As soon as this is complete, we will begin integration of the Liberty Alliances and WS-Federation specifications for Federated Identity Management. This key component allows for entities to identify not only themselves, but to specify the federations and systems which power their identity. It alleviates the burden of mobile authentication and authorization from the user and the mobile device and places it in the hands of your identity manager, be it your corporation or your own private server. This allows for complex B2B interactions between identity servers to establish the full identity and privledges of the user. Crucial to this technology are single sign on, and, equally importantly, single sign off technologies. As a whole, Liberty Alliance is a secure generic foundation for challenge-response authentication. We will focus heavily on providing user tools for kerberos intergration and SPNEGO web-browser based kerberos as a basis for Liberty Alliance implementations.
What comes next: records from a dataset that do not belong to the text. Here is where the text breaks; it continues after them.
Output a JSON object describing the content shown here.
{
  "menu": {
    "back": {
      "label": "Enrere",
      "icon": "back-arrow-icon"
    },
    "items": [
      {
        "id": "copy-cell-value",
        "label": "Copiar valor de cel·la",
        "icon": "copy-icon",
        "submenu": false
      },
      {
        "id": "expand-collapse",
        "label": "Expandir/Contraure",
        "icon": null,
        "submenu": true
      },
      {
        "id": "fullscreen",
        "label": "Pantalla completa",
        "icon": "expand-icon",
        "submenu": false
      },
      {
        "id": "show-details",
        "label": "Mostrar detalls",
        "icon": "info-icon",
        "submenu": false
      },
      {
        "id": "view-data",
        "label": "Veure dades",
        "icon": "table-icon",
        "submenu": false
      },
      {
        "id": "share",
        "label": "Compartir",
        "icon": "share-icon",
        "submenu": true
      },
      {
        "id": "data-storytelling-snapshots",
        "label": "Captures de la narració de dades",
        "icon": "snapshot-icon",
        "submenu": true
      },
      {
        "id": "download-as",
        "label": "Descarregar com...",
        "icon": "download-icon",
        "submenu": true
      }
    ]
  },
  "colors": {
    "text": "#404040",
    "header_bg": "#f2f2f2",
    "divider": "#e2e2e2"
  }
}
Lets go back to one of the key principals for a moment: smart contracts can be negotiated between identity servers, rather than devices. By selecting data which matches a particular semantic, various aspects of configuration can be re-instantiated (copied) on to a seperate device. Building off of the asycronous message passing architecture and the dynamic instancing, we develop advanced object and state storage capabilities. The fundamental idea of secure capabilities coding is that you can just then add the identity authentication and authorization structures of a Liberty Alliance implementation and have objects miraculously begin to operate in fancy cross-federation ways. Liberty Alliance is nothing more than a framework for negotiating capabilities, albiet a framework which mercifully doesn't have to involve your cell phone, should it happen to be your client.

 

 

Now machine, be on your best behavior

So, back to the user, for a few last words. Why is all of this fancy information architecture important? Because it allows web services to be safely consumed. It makes design an issue of modelling consumation, describing consumation, and visualizing relationships. It presents a functional view and control of persistent and distributed data-objects. Our reference SpiffyNode to UPnP bridge system will illustrate the flexibility and power this system makes for developers and users alike.

 

Conclusion

This is not another service architecture. Not another middleware or framework. This is a coordination framework for objects and services, agents and information to expose themselves in, and for these systems to interact with. For users to freely interact with their objects.